◆ Work order
Each line in the entries below that holds the string "icon" must be copied.

:: Supplied material

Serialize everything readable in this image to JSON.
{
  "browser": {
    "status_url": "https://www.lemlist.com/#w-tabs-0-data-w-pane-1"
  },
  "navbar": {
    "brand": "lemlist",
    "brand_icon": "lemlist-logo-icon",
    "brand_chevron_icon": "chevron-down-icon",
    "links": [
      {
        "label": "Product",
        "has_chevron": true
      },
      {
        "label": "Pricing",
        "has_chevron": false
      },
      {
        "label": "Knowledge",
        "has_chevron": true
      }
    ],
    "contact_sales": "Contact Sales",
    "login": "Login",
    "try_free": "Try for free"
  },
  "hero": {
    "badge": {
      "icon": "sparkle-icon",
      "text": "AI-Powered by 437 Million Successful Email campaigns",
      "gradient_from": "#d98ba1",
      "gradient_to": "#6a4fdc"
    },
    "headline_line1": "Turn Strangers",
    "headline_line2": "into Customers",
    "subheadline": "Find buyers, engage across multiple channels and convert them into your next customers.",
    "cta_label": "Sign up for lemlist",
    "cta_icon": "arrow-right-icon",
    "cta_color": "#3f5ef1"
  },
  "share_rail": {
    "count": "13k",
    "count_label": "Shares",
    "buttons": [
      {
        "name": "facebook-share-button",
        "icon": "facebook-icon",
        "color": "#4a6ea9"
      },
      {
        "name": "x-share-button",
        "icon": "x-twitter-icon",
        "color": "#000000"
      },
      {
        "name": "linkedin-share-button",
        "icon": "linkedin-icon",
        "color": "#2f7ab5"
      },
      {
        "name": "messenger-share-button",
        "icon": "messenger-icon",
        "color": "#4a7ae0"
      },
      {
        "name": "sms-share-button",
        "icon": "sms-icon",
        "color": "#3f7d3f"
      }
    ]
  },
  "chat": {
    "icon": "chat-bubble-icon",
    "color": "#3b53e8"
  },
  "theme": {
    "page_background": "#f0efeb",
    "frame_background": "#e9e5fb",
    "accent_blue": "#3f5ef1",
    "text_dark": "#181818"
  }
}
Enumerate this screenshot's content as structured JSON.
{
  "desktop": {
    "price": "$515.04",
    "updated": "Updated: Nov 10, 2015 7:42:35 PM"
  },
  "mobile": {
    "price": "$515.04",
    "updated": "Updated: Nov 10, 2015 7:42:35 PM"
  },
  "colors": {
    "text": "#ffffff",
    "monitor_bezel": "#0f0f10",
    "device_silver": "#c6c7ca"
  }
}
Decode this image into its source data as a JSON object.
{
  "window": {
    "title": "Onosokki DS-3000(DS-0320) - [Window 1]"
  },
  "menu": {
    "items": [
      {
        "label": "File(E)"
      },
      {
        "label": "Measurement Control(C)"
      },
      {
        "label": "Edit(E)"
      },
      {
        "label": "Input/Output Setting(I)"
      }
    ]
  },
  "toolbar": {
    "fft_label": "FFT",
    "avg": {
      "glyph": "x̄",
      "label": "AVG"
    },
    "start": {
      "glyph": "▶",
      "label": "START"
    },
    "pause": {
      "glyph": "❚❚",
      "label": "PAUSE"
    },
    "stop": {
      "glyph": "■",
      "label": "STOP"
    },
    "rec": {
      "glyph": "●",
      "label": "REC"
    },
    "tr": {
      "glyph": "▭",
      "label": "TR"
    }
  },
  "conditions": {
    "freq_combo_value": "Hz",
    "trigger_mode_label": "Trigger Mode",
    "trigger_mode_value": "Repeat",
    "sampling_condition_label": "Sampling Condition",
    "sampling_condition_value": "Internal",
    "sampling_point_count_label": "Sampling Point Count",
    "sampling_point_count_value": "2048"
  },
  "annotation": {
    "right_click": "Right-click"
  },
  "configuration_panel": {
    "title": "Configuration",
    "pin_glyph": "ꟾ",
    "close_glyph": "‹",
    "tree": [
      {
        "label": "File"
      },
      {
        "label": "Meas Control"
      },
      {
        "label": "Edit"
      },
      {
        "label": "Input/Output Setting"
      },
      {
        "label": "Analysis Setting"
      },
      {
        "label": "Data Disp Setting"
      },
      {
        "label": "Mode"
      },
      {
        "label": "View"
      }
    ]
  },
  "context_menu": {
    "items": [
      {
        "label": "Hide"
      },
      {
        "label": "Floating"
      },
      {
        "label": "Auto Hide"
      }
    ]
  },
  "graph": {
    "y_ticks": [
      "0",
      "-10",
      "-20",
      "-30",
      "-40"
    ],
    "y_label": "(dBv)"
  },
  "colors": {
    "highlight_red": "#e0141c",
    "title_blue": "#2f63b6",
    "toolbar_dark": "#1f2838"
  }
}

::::

◆ Task result
    "brand_icon": "lemlist-logo-icon",
    "brand_chevron_icon": "chevron-down-icon",
      "icon": "sparkle-icon",
    "cta_icon": "arrow-right-icon",
        "icon": "facebook-icon",
        "icon": "x-twitter-icon",
        "icon": "linkedin-icon",
        "icon": "messenger-icon",
        "icon": "sms-icon",
    "icon": "chat-bubble-icon",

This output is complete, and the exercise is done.